WHAT YOU SHOULD DO ▸ Your response should consist of the lines below, printed exactly.

★ ★ ★ ★

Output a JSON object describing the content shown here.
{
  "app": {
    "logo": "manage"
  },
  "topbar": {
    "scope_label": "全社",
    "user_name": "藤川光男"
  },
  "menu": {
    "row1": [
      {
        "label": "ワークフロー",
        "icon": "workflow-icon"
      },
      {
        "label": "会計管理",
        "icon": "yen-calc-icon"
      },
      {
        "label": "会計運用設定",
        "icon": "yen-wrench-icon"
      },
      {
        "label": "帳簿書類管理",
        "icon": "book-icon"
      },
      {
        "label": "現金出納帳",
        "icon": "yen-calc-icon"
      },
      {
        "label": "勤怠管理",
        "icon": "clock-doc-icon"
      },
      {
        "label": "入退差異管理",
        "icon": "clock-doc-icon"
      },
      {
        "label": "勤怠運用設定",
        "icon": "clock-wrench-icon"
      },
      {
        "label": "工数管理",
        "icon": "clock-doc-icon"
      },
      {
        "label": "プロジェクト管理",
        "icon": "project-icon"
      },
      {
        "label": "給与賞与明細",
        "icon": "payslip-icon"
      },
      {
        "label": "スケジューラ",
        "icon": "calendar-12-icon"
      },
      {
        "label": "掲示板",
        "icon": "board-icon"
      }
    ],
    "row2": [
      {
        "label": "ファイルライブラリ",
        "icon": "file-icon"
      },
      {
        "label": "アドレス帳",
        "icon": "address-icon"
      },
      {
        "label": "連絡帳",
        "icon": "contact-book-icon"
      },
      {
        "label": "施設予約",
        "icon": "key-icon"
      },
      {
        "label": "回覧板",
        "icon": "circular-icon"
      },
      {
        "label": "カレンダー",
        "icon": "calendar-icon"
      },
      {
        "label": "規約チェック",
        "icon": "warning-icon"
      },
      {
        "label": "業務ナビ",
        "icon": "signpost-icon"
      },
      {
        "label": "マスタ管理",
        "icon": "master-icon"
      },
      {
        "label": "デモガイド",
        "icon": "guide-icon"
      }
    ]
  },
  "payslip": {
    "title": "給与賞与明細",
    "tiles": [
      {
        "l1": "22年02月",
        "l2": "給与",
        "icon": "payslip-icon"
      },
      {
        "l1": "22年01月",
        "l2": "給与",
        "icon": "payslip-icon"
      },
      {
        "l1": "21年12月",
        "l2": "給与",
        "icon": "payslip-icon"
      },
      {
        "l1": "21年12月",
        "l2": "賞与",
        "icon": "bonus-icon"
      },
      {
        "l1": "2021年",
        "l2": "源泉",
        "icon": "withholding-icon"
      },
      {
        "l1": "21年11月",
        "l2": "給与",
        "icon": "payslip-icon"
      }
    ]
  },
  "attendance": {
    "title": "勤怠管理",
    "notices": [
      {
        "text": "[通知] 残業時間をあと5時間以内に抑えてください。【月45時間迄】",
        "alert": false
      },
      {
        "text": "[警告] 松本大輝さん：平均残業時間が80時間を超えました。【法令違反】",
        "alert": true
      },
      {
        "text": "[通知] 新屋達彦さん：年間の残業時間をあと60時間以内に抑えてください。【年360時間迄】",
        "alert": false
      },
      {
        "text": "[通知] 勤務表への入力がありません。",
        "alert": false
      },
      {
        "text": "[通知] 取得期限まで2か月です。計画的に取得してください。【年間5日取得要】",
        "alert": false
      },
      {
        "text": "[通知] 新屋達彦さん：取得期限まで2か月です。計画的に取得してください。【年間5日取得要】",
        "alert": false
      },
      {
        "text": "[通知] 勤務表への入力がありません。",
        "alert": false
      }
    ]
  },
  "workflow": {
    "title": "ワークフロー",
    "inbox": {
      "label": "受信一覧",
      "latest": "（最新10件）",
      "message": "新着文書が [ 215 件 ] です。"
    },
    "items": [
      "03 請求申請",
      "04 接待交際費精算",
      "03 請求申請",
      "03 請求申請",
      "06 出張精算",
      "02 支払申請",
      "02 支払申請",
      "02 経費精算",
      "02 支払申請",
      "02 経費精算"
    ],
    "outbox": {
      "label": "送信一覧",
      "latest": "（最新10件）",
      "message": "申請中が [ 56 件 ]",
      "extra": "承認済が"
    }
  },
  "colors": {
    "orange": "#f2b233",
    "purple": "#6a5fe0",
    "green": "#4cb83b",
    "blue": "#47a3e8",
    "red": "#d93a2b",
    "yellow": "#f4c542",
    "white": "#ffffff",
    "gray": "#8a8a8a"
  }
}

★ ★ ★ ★

FINISHED EXERCISE ▸
Output a JSON object describing the content shown here.
{
  "app": {
    "logo": "manage"
  },
  "topbar": {
    "scope_label": "全社",
    "user_name": "藤川光男"
  },
  "menu": {
    "row1": [
      {
        "label": "ワークフロー",
        "icon": "workflow-icon"
      },
      {
        "label": "会計管理",
        "icon": "yen-calc-icon"
      },
      {
        "label": "会計運用設定",
        "icon": "yen-wrench-icon"
      },
      {
        "label": "帳簿書類管理",
        "icon": "book-icon"
      },
      {
        "label": "現金出納帳",
        "icon": "yen-calc-icon"
      },
      {
        "label": "勤怠管理",
        "icon": "clock-doc-icon"
      },
      {
        "label": "入退差異管理",
        "icon": "clock-doc-icon"
      },
      {
        "label": "勤怠運用設定",
        "icon": "clock-wrench-icon"
      },
      {
        "label": "工数管理",
        "icon": "clock-doc-icon"
      },
      {
        "label": "プロジェクト管理",
        "icon": "project-icon"
      },
      {
        "label": "給与賞与明細",
        "icon": "payslip-icon"
      },
      {
        "label": "スケジューラ",
        "icon": "calendar-12-icon"
      },
      {
        "label": "掲示板",
        "icon": "board-icon"
      }
    ],
    "row2": [
      {
        "label": "ファイルライブラリ",
        "icon": "file-icon"
      },
      {
        "label": "アドレス帳",
        "icon": "address-icon"
      },
      {
        "label": "連絡帳",
        "icon": "contact-book-icon"
      },
      {
        "label": "施設予約",
        "icon": "key-icon"
      },
      {
        "label": "回覧板",
        "icon": "circular-icon"
      },
      {
        "label": "カレンダー",
        "icon": "calendar-icon"
      },
      {
        "label": "規約チェック",
        "icon": "warning-icon"
      },
      {
        "label": "業務ナビ",
        "icon": "signpost-icon"
      },
      {
        "label": "マスタ管理",
        "icon": "master-icon"
      },
      {
        "label": "デモガイド",
        "icon": "guide-icon"
      }
    ]
  },
  "payslip": {
    "title": "給与賞与明細",
    "tiles": [
      {
        "l1": "22年02月",
        "l2": "給与",
        "icon": "payslip-icon"
      },
      {
        "l1": "22年01月",
        "l2": "給与",
        "icon": "payslip-icon"
      },
      {
        "l1": "21年12月",
        "l2": "給与",
        "icon": "payslip-icon"
      },
      {
        "l1": "21年12月",
        "l2": "賞与",
        "icon": "bonus-icon"
      },
      {
        "l1": "2021年",
        "l2": "源泉",
        "icon": "withholding-icon"
      },
      {
        "l1": "21年11月",
        "l2": "給与",
        "icon": "payslip-icon"
      }
    ]
  },
  "attendance": {
    "title": "勤怠管理",
    "notices": [
      {
        "text": "[通知] 残業時間をあと5時間以内に抑えてください。【月45時間迄】",
        "alert": false
      },
      {
        "text": "[警告] 松本大輝さん：平均残業時間が80時間を超えました。【法令違反】",
        "alert": true
      },
      {
        "text": "[通知] 新屋達彦さん：年間の残業時間をあと60時間以内に抑えてください。【年360時間迄】",
        "alert": false
      },
      {
        "text": "[通知] 勤務表への入力がありません。",
        "alert": false
      },
      {
        "text": "[通知] 取得期限まで2か月です。計画的に取得してください。【年間5日取得要】",
        "alert": false
      },
      {
        "text": "[通知] 新屋達彦さん：取得期限まで2か月です。計画的に取得してください。【年間5日取得要】",
        "alert": false
      },
      {
        "text": "[通知] 勤務表への入力がありません。",
        "alert": false
      }
    ]
  },
  "workflow": {
    "title": "ワークフロー",
    "inbox": {
      "label": "受信一覧",
      "latest": "（最新10件）",
      "message": "新着文書が [ 215 件 ] です。"
    },
    "items": [
      "03 請求申請",
      "04 接待交際費精算",
      "03 請求申請",
      "03 請求申請",
      "06 出張精算",
      "02 支払申請",
      "02 支払申請",
      "02 経費精算",
      "02 支払申請",
      "02 経費精算"
    ],
    "outbox": {
      "label": "送信一覧",
      "latest": "（最新10件）",
      "message": "申請中が [ 56 件 ]",
      "extra": "承認済が"
    }
  },
  "colors": {
    "orange": "#f2b233",
    "purple": "#6a5fe0",
    "green": "#4cb83b",
    "blue": "#47a3e8",
    "red": "#d93a2b",
    "yellow": "#f4c542",
    "white": "#ffffff",
    "gray": "#8a8a8a"
  }
}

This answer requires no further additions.